_Data records for software interfaces_:
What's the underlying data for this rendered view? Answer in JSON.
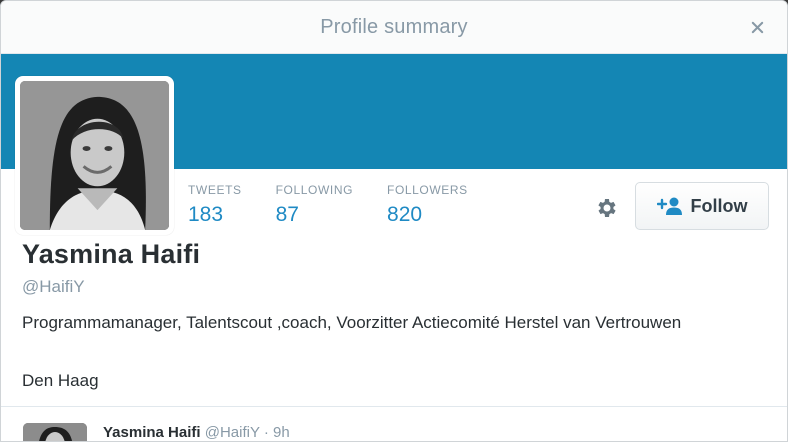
{
  "modal": {
    "title": "Profile summary"
  },
  "profile": {
    "name": "Yasmina Haifi",
    "screen_name": "@HaifiY",
    "bio": "Programmamanager, Talentscout ,coach, Voorzitter Actiecomité Herstel van Vertrouwen",
    "location": "Den Haag",
    "banner_color": "#1486b4"
  },
  "stats": [
    {
      "label": "TWEETS",
      "value": "183"
    },
    {
      "label": "FOLLOWING",
      "value": "87"
    },
    {
      "label": "FOLLOWERS",
      "value": "820"
    }
  ],
  "actions": {
    "follow_label": "Follow",
    "settings_icon": "gear-icon",
    "follow_icon": "add-user-icon"
  },
  "tweet_preview": {
    "name": "Yasmina Haifi",
    "handle": "@HaifiY",
    "separator": "·",
    "time": "9h"
  },
  "colors": {
    "accent": "#1f8ac4",
    "muted": "#8899a6",
    "text": "#292f33"
  }
}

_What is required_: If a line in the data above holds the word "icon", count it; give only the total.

_Solved problem_: 2